Study Design: This investigation was a retrospective observational study. Purpose: The aim of this study was to evaluate whether having diffuse idiopathic skeletal hyperostosis (DISH) as a comorbidity affects the patient’s ability to perform activities of daily living (ADL) after surgical treatment for osteoporotic vertebral fracture (OVF). Overview of Literature: A few studies have extensively evaluated elderly patients with comorbidities such as DISH and OVF-induced persistent back pain and their ability to perform ADL postoperatively. Methods: In this study, 63 patients (21 men and 42 women) who underwent surgical treatment for OVF were enrolled. Of these patients, 26 had DISH (D+) and 37 did not have DISH (D-). Patient demographic characteristics and surgical, clinical, and radiological findings were compared between those with and without DISH. The change in their ability to perform ADL after surgery was also evaluated. Results: Age, number of comorbidities, and 1-year mortality rate were significantly higher in the D+ group (p<0.05). Postoperative Visual Analog Scale (VAS) scores were significantly higher in patients with impaired (n=6, p=0.04) abilities to perform ADL, and improvements in VAS scores were significantly higher in patients with unchanged abilities to perform ADL (n=54, p=0.03) after surgery. The average postoperative VAS scores were 2.2 for the D+ group and 2.3 for the D- group, which were not significantly different. Conclusions: The frequency of OVF with DISH was higher in elderly men with multiple comorbidities and contributed to a higher 1-year mortality rate than those in patients without DISH. However, preoperative and postoperative VAS scores and improvements in VAS scores were similar between those with and without DISH. Postoperative impaired ability to perform ADL was associated with old age, high postoperative VAS scores, and little improvements in VAS scores, which were limitedly influenced by DISH. Surgical treatment of OVF combined with DISH is effective and appropriate for elderly patients.

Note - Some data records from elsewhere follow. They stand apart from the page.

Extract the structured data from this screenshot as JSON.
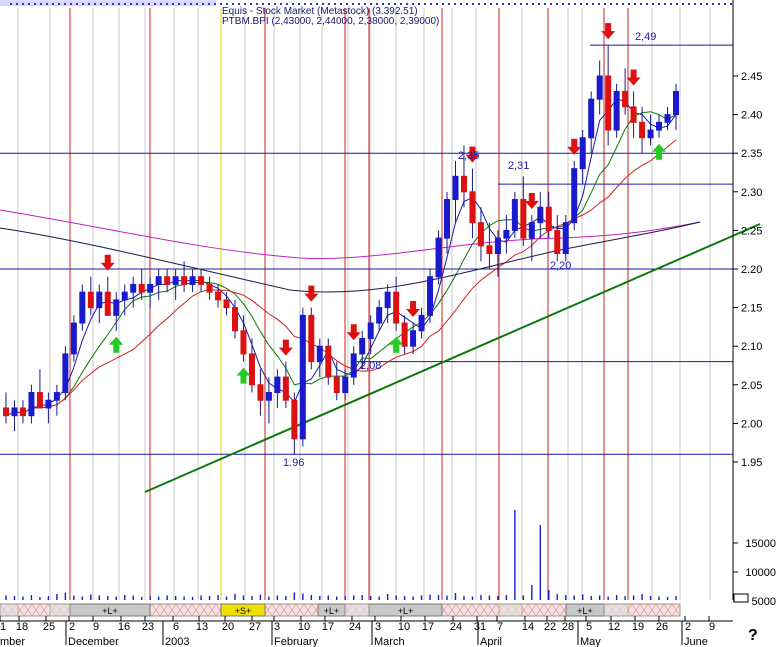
{
  "header": {
    "line1": "Equis - Stock Market (Metastock) (3.392.51)",
    "line2": "PTBM.BPI (2,43000, 2,44000, 2,38000, 2,39000)"
  },
  "chart_data": {
    "type": "candlestick",
    "title": "PTBM.BPI (2,43000, 2,44000, 2,38000, 2,39000)",
    "ohlc_last": {
      "open": 2.43,
      "high": 2.44,
      "low": 2.38,
      "close": 2.39
    },
    "price_axis": {
      "min": 1.95,
      "max": 2.45,
      "ticks": [
        "2.45",
        "2.40",
        "2.35",
        "2.30",
        "2.25",
        "2.20",
        "2.15",
        "2.10",
        "2.05",
        "2.00",
        "1.95"
      ]
    },
    "volume_axis": {
      "ticks": [
        "15000",
        "10000",
        "5000"
      ]
    },
    "x_day_ticks": [
      "1",
      "18",
      "25",
      "2",
      "9",
      "16",
      "23",
      "6",
      "13",
      "20",
      "27",
      "3",
      "10",
      "17",
      "24",
      "3",
      "10",
      "17",
      "24",
      "31",
      "7",
      "14",
      "22",
      "28",
      "5",
      "12",
      "19",
      "26",
      "2",
      "9"
    ],
    "x_month_labels": [
      "mber",
      "December",
      "2003",
      "February",
      "March",
      "April",
      "May",
      "June"
    ],
    "period_labels": [
      "+L+",
      "+S+",
      "+L+",
      "+L+",
      "+L+"
    ],
    "horizontal_levels": [
      {
        "value": 2.49,
        "label": "2,49"
      },
      {
        "value": 2.35,
        "label": "2,35"
      },
      {
        "value": 2.31,
        "label": "2,31"
      },
      {
        "value": 2.2,
        "label": "2,20"
      },
      {
        "value": 2.08,
        "label": "2,08"
      },
      {
        "value": 1.96,
        "label": "1.96"
      }
    ],
    "trendline": {
      "from": {
        "date_index": 0,
        "price": 1.92
      },
      "to": {
        "date_index": 1,
        "price": 2.25
      }
    },
    "candles": [
      {
        "o": 2.02,
        "h": 2.04,
        "l": 2.0,
        "c": 2.01
      },
      {
        "o": 2.01,
        "h": 2.03,
        "l": 1.99,
        "c": 2.02
      },
      {
        "o": 2.02,
        "h": 2.03,
        "l": 2.0,
        "c": 2.01
      },
      {
        "o": 2.01,
        "h": 2.05,
        "l": 2.0,
        "c": 2.04
      },
      {
        "o": 2.04,
        "h": 2.07,
        "l": 2.02,
        "c": 2.02
      },
      {
        "o": 2.02,
        "h": 2.04,
        "l": 2.0,
        "c": 2.03
      },
      {
        "o": 2.03,
        "h": 2.05,
        "l": 2.01,
        "c": 2.04
      },
      {
        "o": 2.04,
        "h": 2.1,
        "l": 2.03,
        "c": 2.09
      },
      {
        "o": 2.09,
        "h": 2.14,
        "l": 2.08,
        "c": 2.13
      },
      {
        "o": 2.13,
        "h": 2.18,
        "l": 2.12,
        "c": 2.17
      },
      {
        "o": 2.17,
        "h": 2.19,
        "l": 2.14,
        "c": 2.15
      },
      {
        "o": 2.15,
        "h": 2.18,
        "l": 2.13,
        "c": 2.17
      },
      {
        "o": 2.17,
        "h": 2.19,
        "l": 2.14,
        "c": 2.14
      },
      {
        "o": 2.14,
        "h": 2.17,
        "l": 2.12,
        "c": 2.16
      },
      {
        "o": 2.16,
        "h": 2.18,
        "l": 2.14,
        "c": 2.17
      },
      {
        "o": 2.17,
        "h": 2.19,
        "l": 2.15,
        "c": 2.18
      },
      {
        "o": 2.18,
        "h": 2.2,
        "l": 2.16,
        "c": 2.17
      },
      {
        "o": 2.17,
        "h": 2.19,
        "l": 2.15,
        "c": 2.18
      },
      {
        "o": 2.18,
        "h": 2.2,
        "l": 2.16,
        "c": 2.19
      },
      {
        "o": 2.19,
        "h": 2.2,
        "l": 2.17,
        "c": 2.18
      },
      {
        "o": 2.18,
        "h": 2.2,
        "l": 2.16,
        "c": 2.19
      },
      {
        "o": 2.19,
        "h": 2.21,
        "l": 2.17,
        "c": 2.18
      },
      {
        "o": 2.18,
        "h": 2.2,
        "l": 2.17,
        "c": 2.19
      },
      {
        "o": 2.19,
        "h": 2.2,
        "l": 2.17,
        "c": 2.18
      },
      {
        "o": 2.18,
        "h": 2.19,
        "l": 2.16,
        "c": 2.17
      },
      {
        "o": 2.17,
        "h": 2.18,
        "l": 2.15,
        "c": 2.16
      },
      {
        "o": 2.16,
        "h": 2.17,
        "l": 2.14,
        "c": 2.15
      },
      {
        "o": 2.15,
        "h": 2.16,
        "l": 2.11,
        "c": 2.12
      },
      {
        "o": 2.12,
        "h": 2.14,
        "l": 2.08,
        "c": 2.09
      },
      {
        "o": 2.09,
        "h": 2.11,
        "l": 2.04,
        "c": 2.05
      },
      {
        "o": 2.05,
        "h": 2.07,
        "l": 2.01,
        "c": 2.03
      },
      {
        "o": 2.03,
        "h": 2.06,
        "l": 2.0,
        "c": 2.04
      },
      {
        "o": 2.04,
        "h": 2.07,
        "l": 2.02,
        "c": 2.06
      },
      {
        "o": 2.06,
        "h": 2.08,
        "l": 2.02,
        "c": 2.03
      },
      {
        "o": 2.03,
        "h": 2.04,
        "l": 1.96,
        "c": 1.98
      },
      {
        "o": 1.98,
        "h": 2.15,
        "l": 1.97,
        "c": 2.14
      },
      {
        "o": 2.14,
        "h": 2.15,
        "l": 2.07,
        "c": 2.08
      },
      {
        "o": 2.08,
        "h": 2.11,
        "l": 2.06,
        "c": 2.1
      },
      {
        "o": 2.1,
        "h": 2.11,
        "l": 2.05,
        "c": 2.06
      },
      {
        "o": 2.06,
        "h": 2.08,
        "l": 2.03,
        "c": 2.04
      },
      {
        "o": 2.04,
        "h": 2.07,
        "l": 2.03,
        "c": 2.06
      },
      {
        "o": 2.06,
        "h": 2.1,
        "l": 2.05,
        "c": 2.09
      },
      {
        "o": 2.09,
        "h": 2.12,
        "l": 2.07,
        "c": 2.11
      },
      {
        "o": 2.11,
        "h": 2.14,
        "l": 2.09,
        "c": 2.13
      },
      {
        "o": 2.13,
        "h": 2.16,
        "l": 2.12,
        "c": 2.15
      },
      {
        "o": 2.15,
        "h": 2.18,
        "l": 2.13,
        "c": 2.17
      },
      {
        "o": 2.17,
        "h": 2.19,
        "l": 2.12,
        "c": 2.13
      },
      {
        "o": 2.13,
        "h": 2.14,
        "l": 2.09,
        "c": 2.1
      },
      {
        "o": 2.1,
        "h": 2.13,
        "l": 2.09,
        "c": 2.12
      },
      {
        "o": 2.12,
        "h": 2.15,
        "l": 2.11,
        "c": 2.14
      },
      {
        "o": 2.14,
        "h": 2.2,
        "l": 2.13,
        "c": 2.19
      },
      {
        "o": 2.19,
        "h": 2.25,
        "l": 2.18,
        "c": 2.24
      },
      {
        "o": 2.24,
        "h": 2.3,
        "l": 2.22,
        "c": 2.29
      },
      {
        "o": 2.29,
        "h": 2.34,
        "l": 2.26,
        "c": 2.32
      },
      {
        "o": 2.32,
        "h": 2.36,
        "l": 2.28,
        "c": 2.3
      },
      {
        "o": 2.3,
        "h": 2.33,
        "l": 2.24,
        "c": 2.26
      },
      {
        "o": 2.26,
        "h": 2.28,
        "l": 2.21,
        "c": 2.23
      },
      {
        "o": 2.23,
        "h": 2.26,
        "l": 2.2,
        "c": 2.22
      },
      {
        "o": 2.22,
        "h": 2.25,
        "l": 2.19,
        "c": 2.24
      },
      {
        "o": 2.24,
        "h": 2.27,
        "l": 2.22,
        "c": 2.25
      },
      {
        "o": 2.25,
        "h": 2.3,
        "l": 2.24,
        "c": 2.29
      },
      {
        "o": 2.29,
        "h": 2.32,
        "l": 2.23,
        "c": 2.24
      },
      {
        "o": 2.24,
        "h": 2.27,
        "l": 2.21,
        "c": 2.26
      },
      {
        "o": 2.26,
        "h": 2.3,
        "l": 2.24,
        "c": 2.28
      },
      {
        "o": 2.28,
        "h": 2.3,
        "l": 2.24,
        "c": 2.25
      },
      {
        "o": 2.25,
        "h": 2.27,
        "l": 2.21,
        "c": 2.22
      },
      {
        "o": 2.22,
        "h": 2.27,
        "l": 2.21,
        "c": 2.26
      },
      {
        "o": 2.26,
        "h": 2.34,
        "l": 2.25,
        "c": 2.33
      },
      {
        "o": 2.33,
        "h": 2.38,
        "l": 2.31,
        "c": 2.37
      },
      {
        "o": 2.37,
        "h": 2.43,
        "l": 2.35,
        "c": 2.42
      },
      {
        "o": 2.42,
        "h": 2.47,
        "l": 2.4,
        "c": 2.45
      },
      {
        "o": 2.45,
        "h": 2.49,
        "l": 2.36,
        "c": 2.38
      },
      {
        "o": 2.38,
        "h": 2.44,
        "l": 2.37,
        "c": 2.43
      },
      {
        "o": 2.43,
        "h": 2.46,
        "l": 2.4,
        "c": 2.41
      },
      {
        "o": 2.41,
        "h": 2.43,
        "l": 2.37,
        "c": 2.39
      },
      {
        "o": 2.39,
        "h": 2.41,
        "l": 2.35,
        "c": 2.37
      },
      {
        "o": 2.37,
        "h": 2.4,
        "l": 2.36,
        "c": 2.38
      },
      {
        "o": 2.38,
        "h": 2.4,
        "l": 2.37,
        "c": 2.39
      },
      {
        "o": 2.39,
        "h": 2.41,
        "l": 2.38,
        "c": 2.4
      },
      {
        "o": 2.4,
        "h": 2.44,
        "l": 2.38,
        "c": 2.43
      }
    ],
    "volume": [
      900,
      800,
      700,
      1000,
      600,
      800,
      1200,
      1500,
      900,
      700,
      1100,
      900,
      800,
      700,
      1000,
      900,
      600,
      800,
      700,
      900,
      800,
      700,
      600,
      900,
      800,
      1000,
      700,
      1200,
      900,
      800,
      1100,
      700,
      900,
      800,
      1500,
      1300,
      1000,
      800,
      900,
      700,
      800,
      900,
      1000,
      800,
      700,
      1200,
      900,
      800,
      700,
      900,
      1100,
      1000,
      900,
      1400,
      800,
      700,
      1000,
      900,
      800,
      1000,
      18000,
      900,
      3000,
      15000,
      2000,
      1200,
      1000,
      900,
      1100,
      800,
      900,
      700,
      1000,
      800,
      900,
      1200,
      800,
      700,
      600,
      800
    ],
    "buy_signal_indices": [
      13,
      28,
      46,
      77
    ],
    "sell_signal_indices": [
      12,
      33,
      36,
      41,
      48,
      55,
      62,
      67,
      71,
      74
    ]
  }
}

All Science Journal Classification (ASJC) codes
- Orthopedics and Sports Medicine